**Brief**
The response should consist of every line below, unchanged.

**Supplied records**
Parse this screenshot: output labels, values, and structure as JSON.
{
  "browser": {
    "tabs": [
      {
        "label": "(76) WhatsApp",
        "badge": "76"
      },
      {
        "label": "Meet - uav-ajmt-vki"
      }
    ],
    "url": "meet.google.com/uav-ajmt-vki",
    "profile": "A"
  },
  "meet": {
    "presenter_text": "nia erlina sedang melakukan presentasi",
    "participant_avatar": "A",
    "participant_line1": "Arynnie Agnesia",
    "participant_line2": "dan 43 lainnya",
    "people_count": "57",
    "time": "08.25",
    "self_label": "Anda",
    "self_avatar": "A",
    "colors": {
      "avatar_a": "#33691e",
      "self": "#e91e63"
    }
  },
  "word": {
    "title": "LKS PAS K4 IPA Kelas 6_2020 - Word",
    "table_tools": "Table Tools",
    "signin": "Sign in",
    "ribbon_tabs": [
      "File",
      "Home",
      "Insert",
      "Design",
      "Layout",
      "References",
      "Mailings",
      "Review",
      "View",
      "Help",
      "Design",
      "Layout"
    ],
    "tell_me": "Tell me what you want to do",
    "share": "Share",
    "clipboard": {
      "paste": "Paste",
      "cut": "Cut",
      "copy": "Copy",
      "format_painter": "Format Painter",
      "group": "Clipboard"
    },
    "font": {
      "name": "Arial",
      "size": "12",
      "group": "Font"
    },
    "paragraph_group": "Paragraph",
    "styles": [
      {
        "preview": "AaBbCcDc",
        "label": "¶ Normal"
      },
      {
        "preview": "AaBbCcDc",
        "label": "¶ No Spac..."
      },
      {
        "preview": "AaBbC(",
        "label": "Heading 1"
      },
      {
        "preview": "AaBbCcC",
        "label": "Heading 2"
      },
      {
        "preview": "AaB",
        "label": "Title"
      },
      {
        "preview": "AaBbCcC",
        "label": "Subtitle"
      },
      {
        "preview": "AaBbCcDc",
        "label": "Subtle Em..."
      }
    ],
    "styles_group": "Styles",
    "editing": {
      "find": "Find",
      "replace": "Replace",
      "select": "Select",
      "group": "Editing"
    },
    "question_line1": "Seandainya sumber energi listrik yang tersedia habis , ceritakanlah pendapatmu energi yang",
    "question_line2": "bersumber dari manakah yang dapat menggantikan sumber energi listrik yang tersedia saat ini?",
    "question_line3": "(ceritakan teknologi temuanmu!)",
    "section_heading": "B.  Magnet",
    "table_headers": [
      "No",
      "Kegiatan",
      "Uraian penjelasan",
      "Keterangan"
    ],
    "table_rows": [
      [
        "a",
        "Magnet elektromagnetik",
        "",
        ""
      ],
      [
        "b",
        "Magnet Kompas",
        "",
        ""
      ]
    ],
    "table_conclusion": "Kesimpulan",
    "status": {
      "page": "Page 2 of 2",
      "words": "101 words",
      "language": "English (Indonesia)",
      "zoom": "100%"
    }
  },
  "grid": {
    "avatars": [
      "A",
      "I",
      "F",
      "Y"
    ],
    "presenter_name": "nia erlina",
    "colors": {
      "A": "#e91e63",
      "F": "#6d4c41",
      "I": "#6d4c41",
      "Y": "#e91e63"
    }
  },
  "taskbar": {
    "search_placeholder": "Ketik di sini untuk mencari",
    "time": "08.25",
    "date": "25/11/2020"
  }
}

**Your solution**
Parse this screenshot: output labels, values, and structure as JSON.
{
  "browser": {
    "tabs": [
      {
        "label": "(76) WhatsApp",
        "badge": "76"
      },
      {
        "label": "Meet - uav-ajmt-vki"
      }
    ],
    "url": "meet.google.com/uav-ajmt-vki",
    "profile": "A"
  },
  "meet": {
    "presenter_text": "nia erlina sedang melakukan presentasi",
    "participant_avatar": "A",
    "participant_line1": "Arynnie Agnesia",
    "participant_line2": "dan 43 lainnya",
    "people_count": "57",
    "time": "08.25",
    "self_label": "Anda",
    "self_avatar": "A",
    "colors": {
      "avatar_a": "#33691e",
      "self": "#e91e63"
    }
  },
  "word": {
    "title": "LKS PAS K4 IPA Kelas 6_2020 - Word",
    "table_tools": "Table Tools",
    "signin": "Sign in",
    "ribbon_tabs": [
      "File",
      "Home",
      "Insert",
      "Design",
      "Layout",
      "References",
      "Mailings",
      "Review",
      "View",
      "Help",
      "Design",
      "Layout"
    ],
    "tell_me": "Tell me what you want to do",
    "share": "Share",
    "clipboard": {
      "paste": "Paste",
      "cut": "Cut",
      "copy": "Copy",
      "format_painter": "Format Painter",
      "group": "Clipboard"
    },
    "font": {
      "name": "Arial",
      "size": "12",
      "group": "Font"
    },
    "paragraph_group": "Paragraph",
    "styles": [
      {
        "preview": "AaBbCcDc",
        "label": "¶ Normal"
      },
      {
        "preview": "AaBbCcDc",
        "label": "¶ No Spac..."
      },
      {
        "preview": "AaBbC(",
        "label": "Heading 1"
      },
      {
        "preview": "AaBbCcC",
        "label": "Heading 2"
      },
      {
        "preview": "AaB",
        "label": "Title"
      },
      {
        "preview": "AaBbCcC",
        "label": "Subtitle"
      },
      {
        "preview": "AaBbCcDc",
        "label": "Subtle Em..."
      }
    ],
    "styles_group": "Styles",
    "editing": {
      "find": "Find",
      "replace": "Replace",
      "select": "Select",
      "group": "Editing"
    },
    "question_line1": "Seandainya sumber energi listrik yang tersedia habis , ceritakanlah pendapatmu energi yang",
    "question_line2": "bersumber dari manakah yang dapat menggantikan sumber energi listrik yang tersedia saat ini?",
    "question_line3": "(ceritakan teknologi temuanmu!)",
    "section_heading": "B.  Magnet",
    "table_headers": [
      "No",
      "Kegiatan",
      "Uraian penjelasan",
      "Keterangan"
    ],
    "table_rows": [
      [
        "a",
        "Magnet elektromagnetik",
        "",
        ""
      ],
      [
        "b",
        "Magnet Kompas",
        "",
        ""
      ]
    ],
    "table_conclusion": "Kesimpulan",
    "status": {
      "page": "Page 2 of 2",
      "words": "101 words",
      "language": "English (Indonesia)",
      "zoom": "100%"
    }
  },
  "grid": {
    "avatars": [
      "A",
      "I",
      "F",
      "Y"
    ],
    "presenter_name": "nia erlina",
    "colors": {
      "A": "#e91e63",
      "F": "#6d4c41",
      "I": "#6d4c41",
      "Y": "#e91e63"
    }
  },
  "taskbar": {
    "search_placeholder": "Ketik di sini untuk mencari",
    "time": "08.25",
    "date": "25/11/2020"
  }
}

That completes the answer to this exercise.